Source material:
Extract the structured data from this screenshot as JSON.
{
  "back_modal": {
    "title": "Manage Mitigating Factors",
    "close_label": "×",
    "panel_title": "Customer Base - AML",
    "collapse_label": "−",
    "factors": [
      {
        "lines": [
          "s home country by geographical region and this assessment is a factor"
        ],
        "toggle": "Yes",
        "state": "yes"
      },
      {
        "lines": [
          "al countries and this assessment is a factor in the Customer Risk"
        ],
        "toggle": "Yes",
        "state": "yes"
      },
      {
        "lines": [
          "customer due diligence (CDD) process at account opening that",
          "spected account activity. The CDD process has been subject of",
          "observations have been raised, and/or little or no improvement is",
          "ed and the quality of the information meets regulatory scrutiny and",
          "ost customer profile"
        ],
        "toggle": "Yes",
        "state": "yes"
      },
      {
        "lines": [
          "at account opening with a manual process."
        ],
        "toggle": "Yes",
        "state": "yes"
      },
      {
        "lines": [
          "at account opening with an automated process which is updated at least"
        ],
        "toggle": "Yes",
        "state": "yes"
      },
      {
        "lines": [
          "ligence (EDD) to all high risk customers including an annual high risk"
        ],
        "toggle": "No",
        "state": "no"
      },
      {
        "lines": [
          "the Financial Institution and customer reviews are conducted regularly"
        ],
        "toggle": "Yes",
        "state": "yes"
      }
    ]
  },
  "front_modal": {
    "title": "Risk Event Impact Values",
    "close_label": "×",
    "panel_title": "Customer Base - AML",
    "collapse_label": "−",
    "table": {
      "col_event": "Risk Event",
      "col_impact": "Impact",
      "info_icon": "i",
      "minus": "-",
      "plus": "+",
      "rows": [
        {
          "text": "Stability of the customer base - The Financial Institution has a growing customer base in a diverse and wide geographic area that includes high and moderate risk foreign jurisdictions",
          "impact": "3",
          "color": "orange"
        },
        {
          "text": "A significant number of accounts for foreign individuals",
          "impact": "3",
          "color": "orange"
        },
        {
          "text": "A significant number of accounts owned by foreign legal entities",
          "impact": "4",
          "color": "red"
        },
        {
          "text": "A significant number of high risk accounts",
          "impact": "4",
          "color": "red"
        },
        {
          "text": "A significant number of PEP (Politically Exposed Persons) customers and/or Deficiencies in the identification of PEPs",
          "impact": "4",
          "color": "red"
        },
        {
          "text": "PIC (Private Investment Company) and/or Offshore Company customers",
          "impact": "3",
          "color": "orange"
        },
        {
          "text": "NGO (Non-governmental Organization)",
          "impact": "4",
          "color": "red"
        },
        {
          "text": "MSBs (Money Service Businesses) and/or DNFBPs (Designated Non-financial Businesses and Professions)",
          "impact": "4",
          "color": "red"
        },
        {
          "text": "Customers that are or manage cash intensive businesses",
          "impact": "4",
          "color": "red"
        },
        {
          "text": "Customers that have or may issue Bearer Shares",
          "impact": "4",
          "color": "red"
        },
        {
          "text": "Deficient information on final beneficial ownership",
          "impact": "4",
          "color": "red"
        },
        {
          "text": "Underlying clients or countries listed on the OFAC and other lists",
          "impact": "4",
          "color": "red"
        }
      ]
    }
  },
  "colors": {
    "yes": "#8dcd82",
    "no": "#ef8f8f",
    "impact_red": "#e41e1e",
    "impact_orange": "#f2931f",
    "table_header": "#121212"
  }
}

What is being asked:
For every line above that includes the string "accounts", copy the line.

Result of the exercise:
          "text": "A significant number of accounts for foreign individuals",
          "text": "A significant number of accounts owned by foreign legal entities",
          "text": "A significant number of high risk accounts",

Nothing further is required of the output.